The Architecture Documentation Collection is the youngest in the Salzburg Museum. The Salzburg architect Gerhard Garstenauer transferred his entire architecture archive to the museum in 2010, with the idea of collecting and preserving architectural works also of the twentieth and twenty-first centuries, and, most particularly, documenting building activities in the twentieth century. Thus, the designs, sketches and plans of Gerhard Garstenauer form an important basic stock for the documentation of building in Salzburg in the last century and, together with seventeenth-, eighteenth- and nineteenth-century plans kept at present in the Graphics Collection, provide an overview of more than 400 years of building activities in Salzburg.

The holdings encompass the ground plan of the unrealised Scamozzi Cathedral of 1606, Baroque plans by Johann Bernhard Fischer von Erlach and Lukas von Hildebrandt, which are assigned to the Graphics Collection because of their materiality, then numerous master builder plans from the nineteenth century and important buildings by Salzburg architects of the first half of the twentieth century. The inventory will be augmented with documentation of current building projects.
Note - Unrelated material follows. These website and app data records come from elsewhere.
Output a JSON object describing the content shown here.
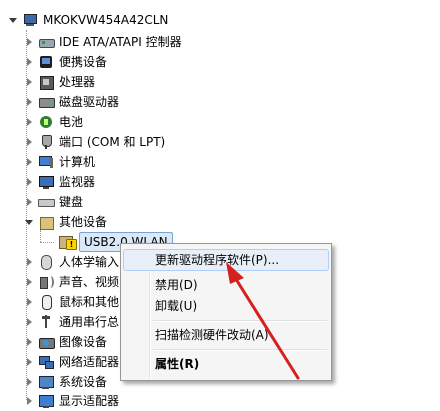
{
  "tree": {
    "root": {
      "label": "MKOKVW454A42CLN",
      "icon": "computer-icon"
    },
    "categories": [
      {
        "label": "IDE ATA/ATAPI 控制器",
        "icon": "ide-controller-icon"
      },
      {
        "label": "便携设备",
        "icon": "portable-device-icon"
      },
      {
        "label": "处理器",
        "icon": "processor-icon"
      },
      {
        "label": "磁盘驱动器",
        "icon": "disk-drive-icon"
      },
      {
        "label": "电池",
        "icon": "battery-icon"
      },
      {
        "label": "端口 (COM 和 LPT)",
        "icon": "port-icon"
      },
      {
        "label": "计算机",
        "icon": "computer-category-icon"
      },
      {
        "label": "监视器",
        "icon": "monitor-icon"
      },
      {
        "label": "键盘",
        "icon": "keyboard-icon"
      },
      {
        "label": "其他设备",
        "icon": "other-devices-icon"
      }
    ],
    "other_child": {
      "label": "USB2.0 WLAN",
      "icon": "warning-device-icon"
    },
    "categories_after": [
      {
        "label": "人体学输入",
        "icon": "hid-icon"
      },
      {
        "label": "声音、视频",
        "icon": "sound-video-icon"
      },
      {
        "label": "鼠标和其他",
        "icon": "mouse-icon"
      },
      {
        "label": "通用串行总",
        "icon": "usb-controller-icon"
      },
      {
        "label": "图像设备",
        "icon": "imaging-device-icon"
      },
      {
        "label": "网络适配器",
        "icon": "network-adapter-icon"
      },
      {
        "label": "系统设备",
        "icon": "system-device-icon"
      },
      {
        "label": "显示适配器",
        "icon": "display-adapter-icon"
      }
    ]
  },
  "context_menu": {
    "items": [
      {
        "label": "更新驱动程序软件(P)...",
        "highlighted": true
      },
      {
        "label": "禁用(D)"
      },
      {
        "label": "卸载(U)"
      },
      {
        "label": "扫描检测硬件改动(A)"
      },
      {
        "label": "属性(R)",
        "bold": true
      }
    ]
  },
  "colors": {
    "menu_background": "#f5f5f5",
    "menu_highlight": "#e8eff8",
    "selection": "#dbe8f7",
    "annotation_arrow": "#d62020"
  }
}
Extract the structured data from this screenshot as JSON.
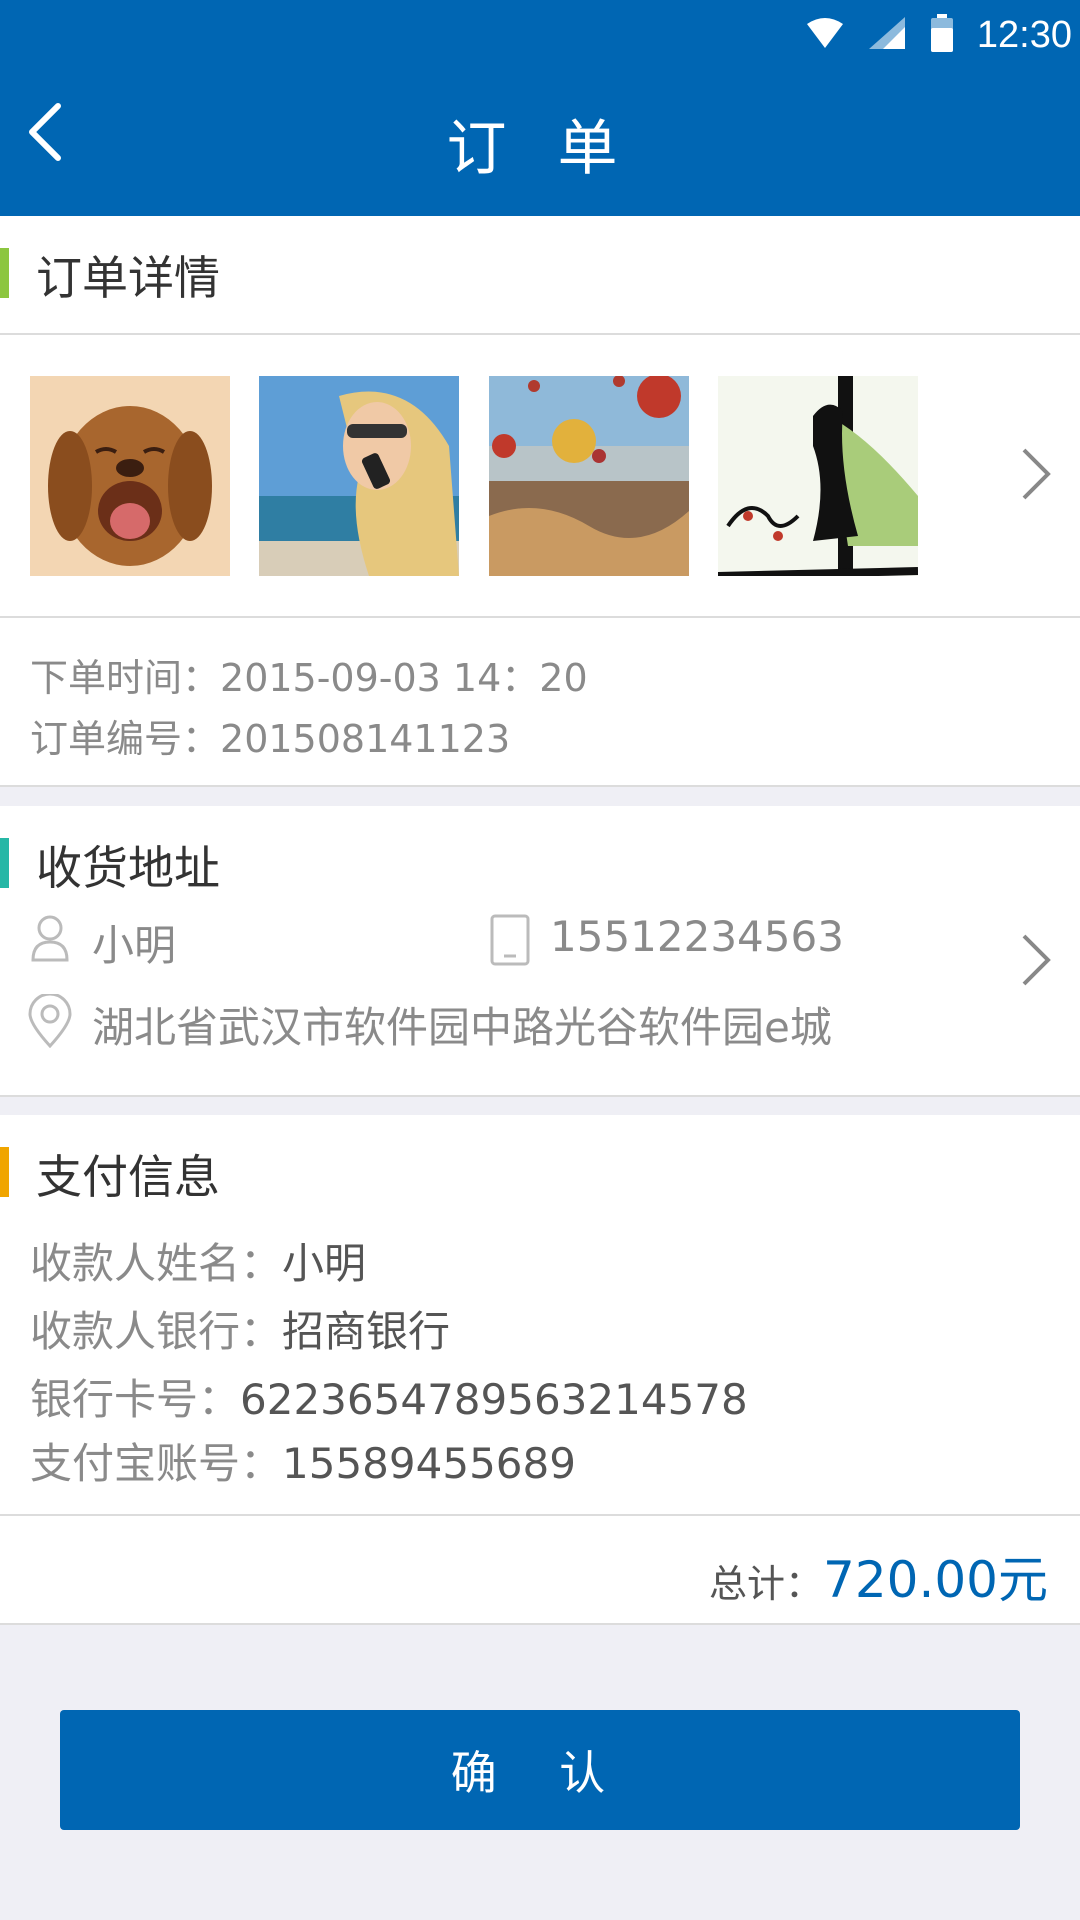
{
  "status_bar": {
    "time": "12:30",
    "icons": [
      "wifi-icon",
      "signal-icon",
      "battery-icon"
    ]
  },
  "header": {
    "title": "订 单",
    "back_icon": "back-arrow-icon"
  },
  "order_details": {
    "section_title": "订单详情",
    "accent_color": "#8cc63f",
    "images": [
      "dog-photo",
      "woman-on-phone-photo",
      "hot-air-balloons-photo",
      "silhouette-illustration"
    ],
    "order_time_label": "下单时间：",
    "order_time_value": "2015-09-03   14：20",
    "order_number_label": "订单编号：",
    "order_number_value": "201508141123"
  },
  "address": {
    "section_title": "收货地址",
    "accent_color": "#26b7a6",
    "name": "小明",
    "phone": "15512234563",
    "address": "湖北省武汉市软件园中路光谷软件园e城"
  },
  "payment": {
    "section_title": "支付信息",
    "accent_color": "#f0a500",
    "payee_name_label": "收款人姓名：",
    "payee_name_value": "小明",
    "payee_bank_label": "收款人银行：",
    "payee_bank_value": "招商银行",
    "card_number_label": "银行卡号：",
    "card_number_value": "6223654789563214578",
    "alipay_label": "支付宝账号：",
    "alipay_value": "15589455689"
  },
  "total": {
    "label": "总计：",
    "value": "720.00元"
  },
  "confirm_button": {
    "label": "确 认"
  },
  "colors": {
    "primary": "#0066b3",
    "background": "#efeff5"
  }
}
After it became known that a collection of architectural plans was now also set up in the Salzburg Museum, several architectural bequests were transferred to it: among them were those of Josef Wessicken (1837–1918), Wunibald Deininger (1879–1963), Eduard Hütter (1880–1967), Martin Knoll (1888–1937) and Helmut Höpflinger (1922–2010).
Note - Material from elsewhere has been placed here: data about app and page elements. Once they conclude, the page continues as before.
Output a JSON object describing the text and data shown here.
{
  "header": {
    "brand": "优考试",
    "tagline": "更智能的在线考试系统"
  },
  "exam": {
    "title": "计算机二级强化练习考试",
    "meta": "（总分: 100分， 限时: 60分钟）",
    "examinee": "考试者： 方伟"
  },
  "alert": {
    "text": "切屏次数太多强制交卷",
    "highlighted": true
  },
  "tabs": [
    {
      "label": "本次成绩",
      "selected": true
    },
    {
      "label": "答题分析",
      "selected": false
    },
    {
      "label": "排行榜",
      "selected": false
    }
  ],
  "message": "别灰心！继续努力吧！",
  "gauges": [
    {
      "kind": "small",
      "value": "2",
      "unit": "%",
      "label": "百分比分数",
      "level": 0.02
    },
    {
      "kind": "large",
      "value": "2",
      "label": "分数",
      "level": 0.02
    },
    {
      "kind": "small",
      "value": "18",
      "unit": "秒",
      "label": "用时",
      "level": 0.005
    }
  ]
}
The collection includes hand-drawn sketches and designs, plans of greatly diverse construction phases of individual buildings, plan and construction documentation, invitations to competitions, photos and models.

The major part of the holdings has landed as bequests in the Salzburg Museum – the artists’ descendants wished to be assured that they were safeguarded and well preserved. In 2014, three sketches for the unrealised festival theatre project in Salzburg-Hellbrunn around 1920 were purchased; they came from the estate of Berlin architect Hans Poelzig, which was auctioned off in its entirety.
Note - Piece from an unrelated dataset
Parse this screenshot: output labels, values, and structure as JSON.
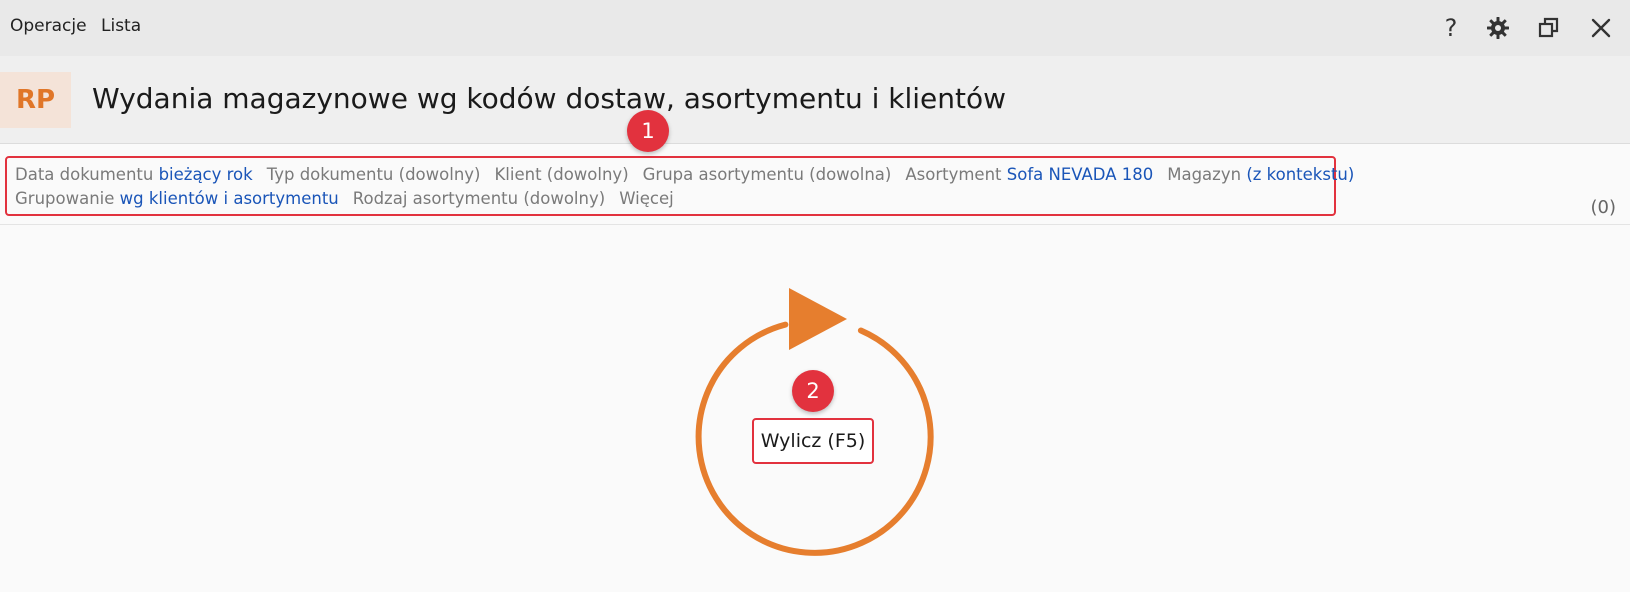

The collection is not very well known as yet; however, the first requests for loans are already being submitted relating to twentieth-century Salzburg architecture. Furthermore, objects from this collection department are already being planned for future internal exhibition projects.

Cooperation discussions are under way with the University of Salzburg for processing and publishing individual architectural bequests in the context of degree and doctoral theses.